equal to 17.2 centimeters and 𝐴𝐵 is equal to 27.6 centimeters, find the length of
the line segment 𝑀𝐶 and the area of triangle 𝐴𝐷𝐵 to the nearest tenth.
Since 𝑀 is the center of the
circle and the line segment 𝑀𝐷 bisects the chord 𝐴𝐵 at 𝐶, we can apply the
chord bisector theorem. This states that if we have a
circle with center 𝑀 containing a chord 𝐴𝐵, then the straight line that passes
through 𝑀 and bisects 𝐴𝐵 is perpendicular to 𝐴𝐵. This means that the measure of
angle 𝑀𝐶𝐴 is 90 degrees. Since the chord 𝐴𝐵 has length
27.6 centimeters and we know that 𝐶 bisects this chord, 𝐴𝐶 is equal to 27.6
divided by two. This is equal to 13.8
We are also told that the radius
𝑀𝐴 is equal to 17.2 centimeters. We can therefore use the
Pythagorean theorem in the right triangle 𝑀𝐶𝐴 such that 𝑀𝐶 is equal to the
square root of 17.2 squared minus 13.8 squared. This is equal to 10.266 and so
on. And rounding to the nearest tenth,
the line segment 𝑀𝐶 is equal to 10.3 centimeters.
The second part of our question
asks us to calculate the area of triangle 𝐴𝐷𝐵. Clearing some space, we recall that
the area of any triangle is equal to the length of its base multiplied by the length
of its perpendicular height divided by two. We know that the base of our
triangle 𝐴𝐵 is equal to 27.6 centimeters. The perpendicular height 𝐶𝐷 will
be equal to the length of 𝑀𝐷 minus the length of 𝑀𝐶. 𝑀𝐷 is the radius of the circle,
and we know this is equal to 17.2 centimeters. Whilst we could use 10.3
centimeters for 𝑀𝐶, it is better for accuracy to use the nonrounded version: 𝑀𝐶
is equal to 10.266 and so on. Subtracting this from 17.2, we see
that the length of 𝐶𝐷 is 6.933 and so on centimeters.
We can now calculate the area of
triangle 𝐴𝐷𝐵 by multiplying this by 27.6 centimeters and then dividing by

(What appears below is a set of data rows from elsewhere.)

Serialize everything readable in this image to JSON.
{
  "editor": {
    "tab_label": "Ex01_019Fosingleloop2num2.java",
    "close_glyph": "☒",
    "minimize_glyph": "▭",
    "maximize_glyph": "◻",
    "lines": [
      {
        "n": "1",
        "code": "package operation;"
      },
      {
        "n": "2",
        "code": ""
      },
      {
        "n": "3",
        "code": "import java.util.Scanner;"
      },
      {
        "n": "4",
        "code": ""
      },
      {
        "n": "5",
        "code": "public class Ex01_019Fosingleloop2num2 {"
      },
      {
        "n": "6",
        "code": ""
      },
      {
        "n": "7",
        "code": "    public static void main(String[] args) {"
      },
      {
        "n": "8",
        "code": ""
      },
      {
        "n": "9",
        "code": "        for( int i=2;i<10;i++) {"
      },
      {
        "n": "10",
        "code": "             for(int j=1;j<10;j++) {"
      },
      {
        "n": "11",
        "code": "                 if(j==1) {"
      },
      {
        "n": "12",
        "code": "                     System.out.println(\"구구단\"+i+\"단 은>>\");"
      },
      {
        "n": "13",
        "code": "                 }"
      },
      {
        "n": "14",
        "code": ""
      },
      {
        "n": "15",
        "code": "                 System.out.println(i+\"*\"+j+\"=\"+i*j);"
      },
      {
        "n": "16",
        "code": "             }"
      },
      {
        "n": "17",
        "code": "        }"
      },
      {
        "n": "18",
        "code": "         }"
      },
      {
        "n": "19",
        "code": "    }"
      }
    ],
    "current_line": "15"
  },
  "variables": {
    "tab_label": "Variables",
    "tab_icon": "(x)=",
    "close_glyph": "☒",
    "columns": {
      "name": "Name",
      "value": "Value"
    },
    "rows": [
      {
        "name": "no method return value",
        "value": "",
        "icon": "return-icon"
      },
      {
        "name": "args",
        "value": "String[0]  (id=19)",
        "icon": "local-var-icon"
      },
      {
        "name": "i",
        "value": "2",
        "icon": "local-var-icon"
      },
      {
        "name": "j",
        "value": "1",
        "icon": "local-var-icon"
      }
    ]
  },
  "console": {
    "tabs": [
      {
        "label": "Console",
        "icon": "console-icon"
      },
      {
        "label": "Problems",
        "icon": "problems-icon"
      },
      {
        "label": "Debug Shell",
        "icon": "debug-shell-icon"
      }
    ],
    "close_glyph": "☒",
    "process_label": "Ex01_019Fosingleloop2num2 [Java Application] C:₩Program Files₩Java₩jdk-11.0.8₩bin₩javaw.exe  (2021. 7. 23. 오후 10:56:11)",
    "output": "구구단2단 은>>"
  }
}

two. This is equal to 95.683 and so
on. Once again, we need to round to the
nearest tenth, giving us an answer of 95.7 square centimeters.